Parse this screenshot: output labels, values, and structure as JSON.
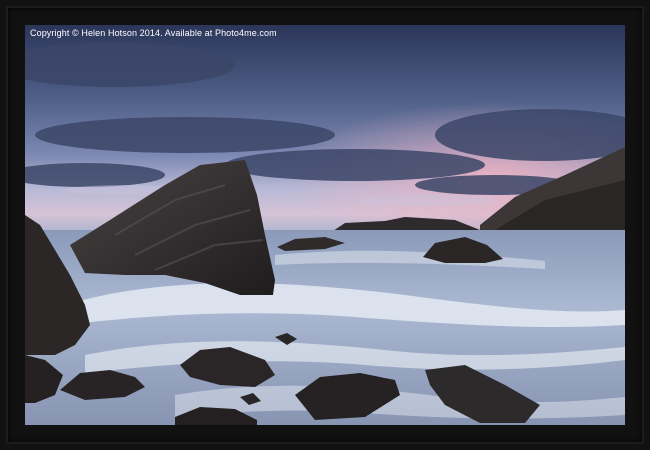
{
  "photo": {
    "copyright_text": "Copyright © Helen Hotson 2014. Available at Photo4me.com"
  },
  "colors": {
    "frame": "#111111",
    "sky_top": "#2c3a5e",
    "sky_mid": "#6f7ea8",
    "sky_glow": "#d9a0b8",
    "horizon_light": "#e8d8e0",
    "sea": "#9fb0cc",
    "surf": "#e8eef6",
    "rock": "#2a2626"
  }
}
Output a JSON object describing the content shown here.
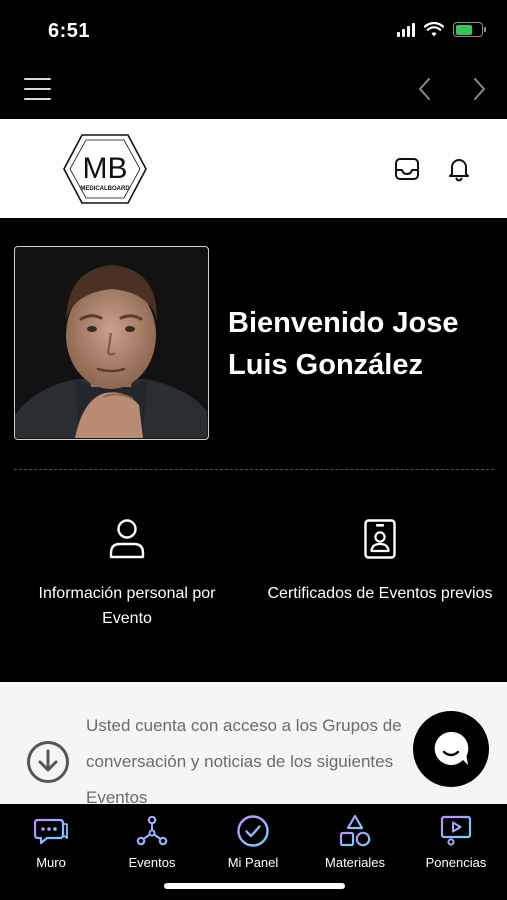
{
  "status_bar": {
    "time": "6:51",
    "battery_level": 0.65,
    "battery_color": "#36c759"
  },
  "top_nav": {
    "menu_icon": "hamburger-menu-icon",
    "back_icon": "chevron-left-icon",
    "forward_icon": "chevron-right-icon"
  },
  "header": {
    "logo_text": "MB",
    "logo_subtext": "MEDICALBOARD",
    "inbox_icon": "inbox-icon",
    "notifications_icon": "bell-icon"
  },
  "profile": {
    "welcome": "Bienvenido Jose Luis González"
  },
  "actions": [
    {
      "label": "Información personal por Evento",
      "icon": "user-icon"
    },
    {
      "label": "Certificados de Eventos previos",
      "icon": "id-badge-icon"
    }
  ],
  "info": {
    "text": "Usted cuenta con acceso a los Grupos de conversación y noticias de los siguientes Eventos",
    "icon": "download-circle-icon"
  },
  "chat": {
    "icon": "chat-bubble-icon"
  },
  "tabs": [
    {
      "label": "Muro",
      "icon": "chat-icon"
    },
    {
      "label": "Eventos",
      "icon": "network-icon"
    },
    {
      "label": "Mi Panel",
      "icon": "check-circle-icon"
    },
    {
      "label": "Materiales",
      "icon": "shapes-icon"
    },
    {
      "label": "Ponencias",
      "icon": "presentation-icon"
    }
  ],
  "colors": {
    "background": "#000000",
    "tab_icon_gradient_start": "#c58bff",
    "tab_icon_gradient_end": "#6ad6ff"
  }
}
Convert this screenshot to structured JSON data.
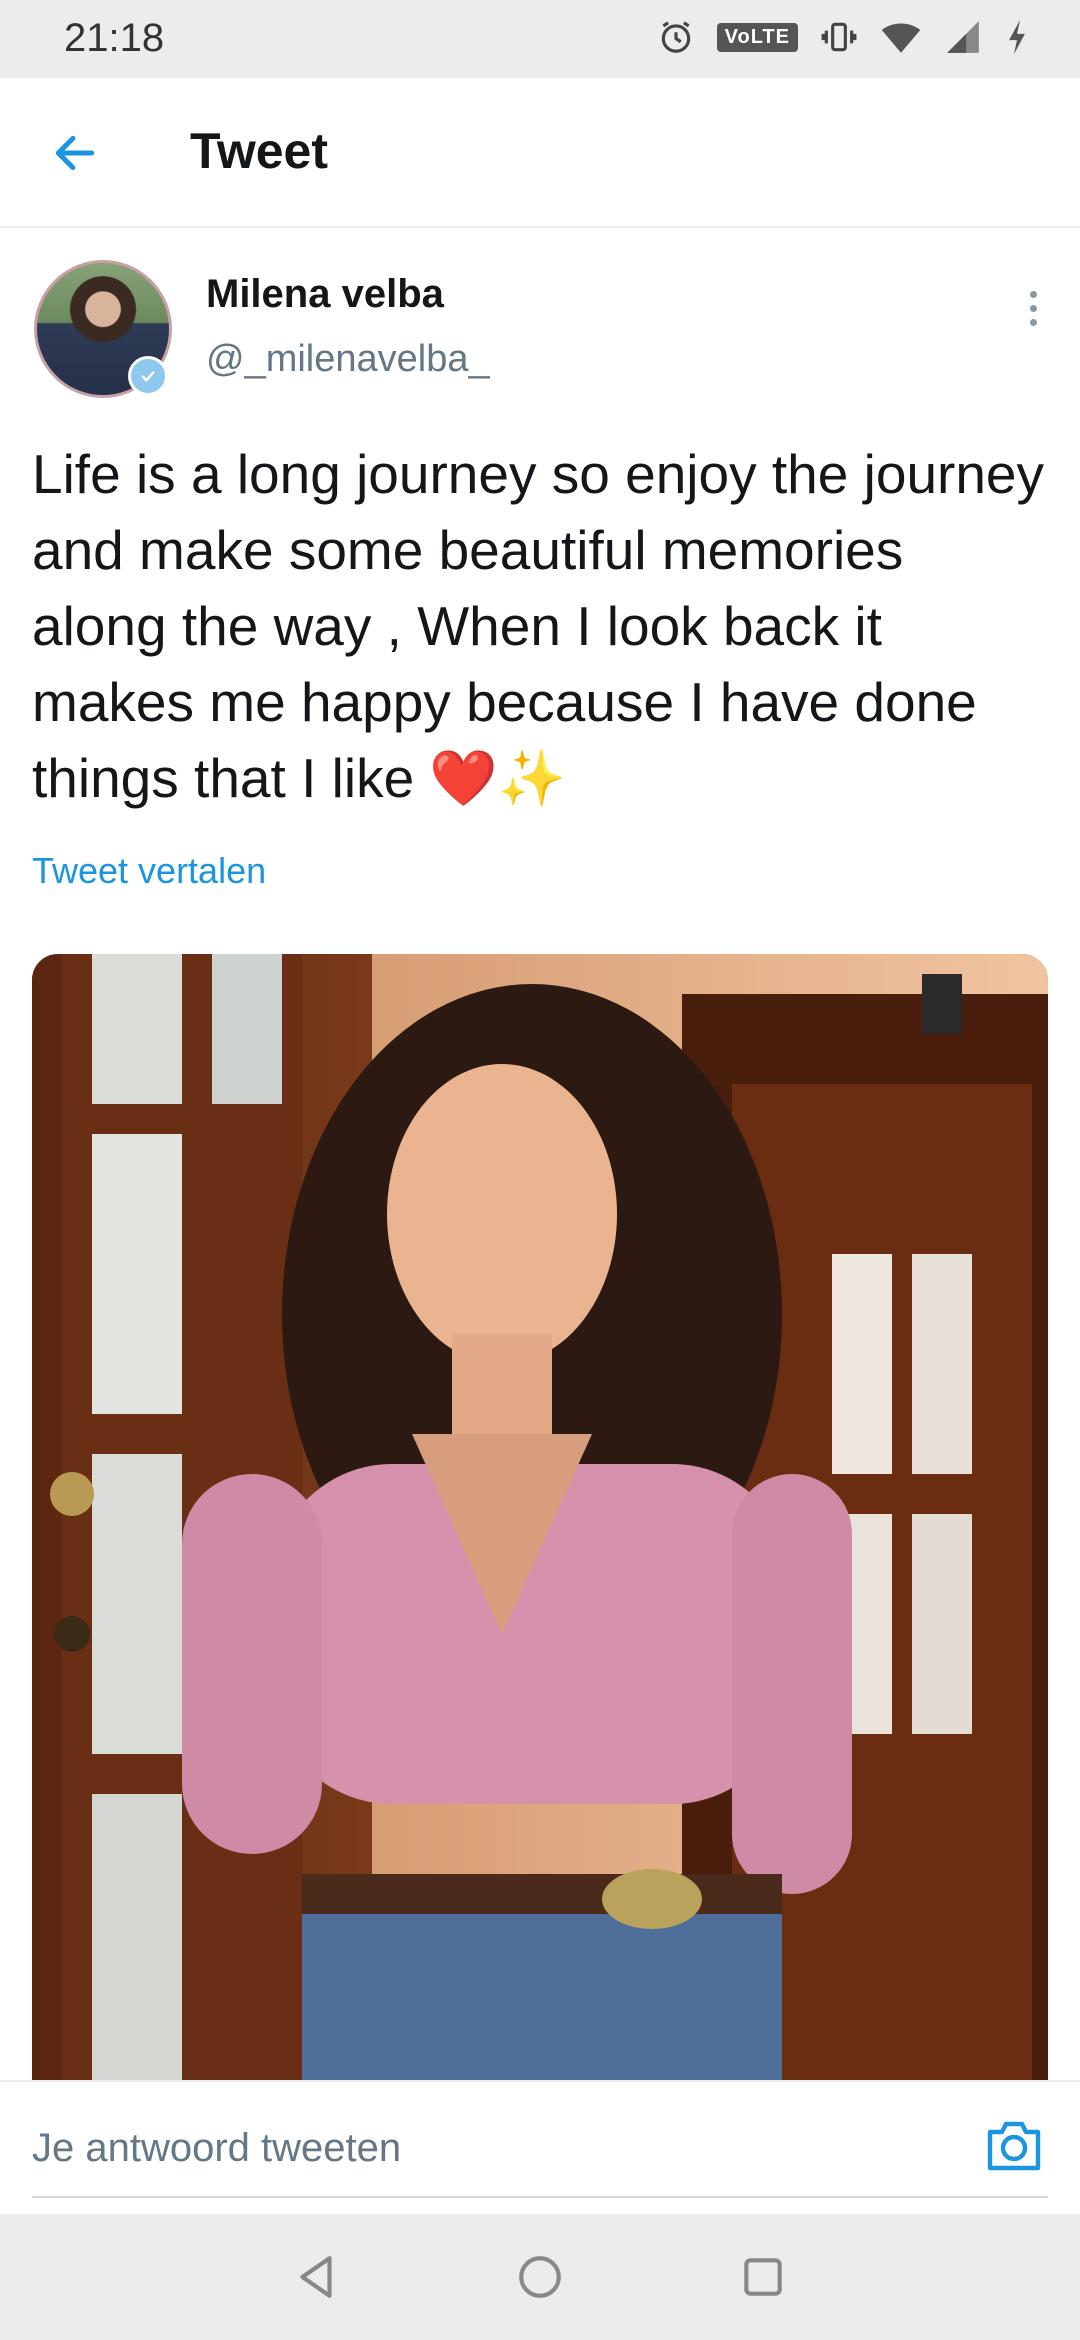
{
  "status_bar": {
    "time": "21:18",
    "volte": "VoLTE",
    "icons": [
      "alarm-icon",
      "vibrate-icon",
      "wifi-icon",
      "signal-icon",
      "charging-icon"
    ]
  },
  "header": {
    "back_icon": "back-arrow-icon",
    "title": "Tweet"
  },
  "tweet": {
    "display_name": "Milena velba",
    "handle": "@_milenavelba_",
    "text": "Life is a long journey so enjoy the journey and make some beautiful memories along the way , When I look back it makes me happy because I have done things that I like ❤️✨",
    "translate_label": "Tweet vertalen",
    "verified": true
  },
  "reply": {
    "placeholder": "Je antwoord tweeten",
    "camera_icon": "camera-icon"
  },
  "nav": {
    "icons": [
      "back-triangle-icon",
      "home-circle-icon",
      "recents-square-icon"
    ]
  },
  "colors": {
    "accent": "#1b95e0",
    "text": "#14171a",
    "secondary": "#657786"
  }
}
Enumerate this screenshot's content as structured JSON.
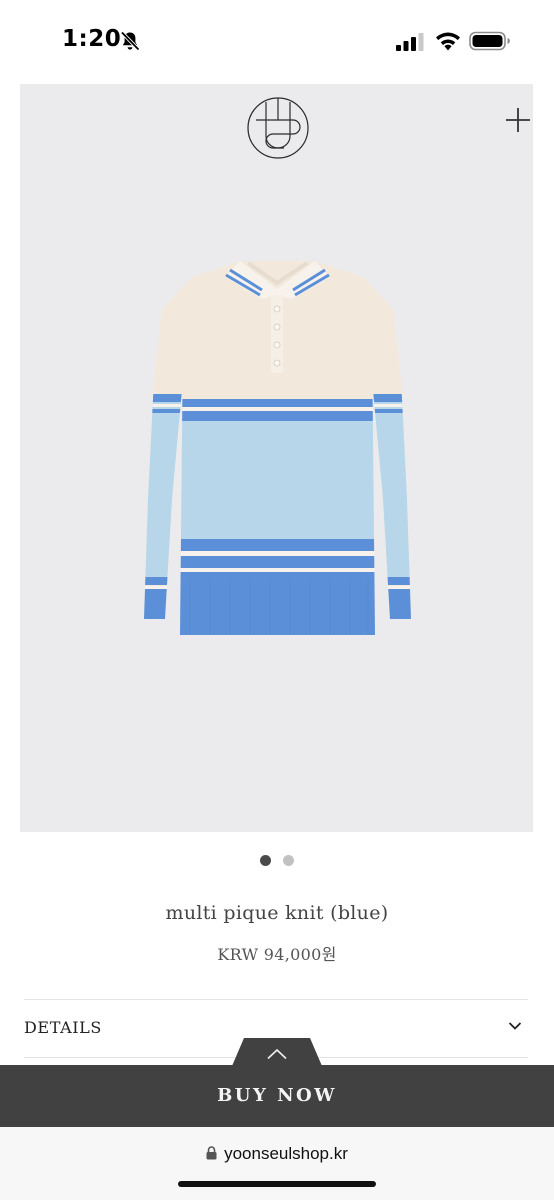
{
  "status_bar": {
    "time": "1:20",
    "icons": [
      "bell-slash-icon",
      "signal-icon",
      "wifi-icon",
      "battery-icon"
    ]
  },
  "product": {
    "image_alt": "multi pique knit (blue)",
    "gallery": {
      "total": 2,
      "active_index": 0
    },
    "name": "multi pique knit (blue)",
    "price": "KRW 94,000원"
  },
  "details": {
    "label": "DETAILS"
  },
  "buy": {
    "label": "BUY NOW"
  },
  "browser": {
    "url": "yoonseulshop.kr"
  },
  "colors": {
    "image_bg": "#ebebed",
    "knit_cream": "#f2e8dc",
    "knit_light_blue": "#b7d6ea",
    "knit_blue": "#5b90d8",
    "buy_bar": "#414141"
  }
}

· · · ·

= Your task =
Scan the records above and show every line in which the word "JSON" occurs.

= Task response =
Parse this screenshot: output labels, values, and structure as JSON.
Output a JSON object describing the content shown here.
Convert this screenshot to structured JSON data.
Enumerate this screenshot's content as structured JSON.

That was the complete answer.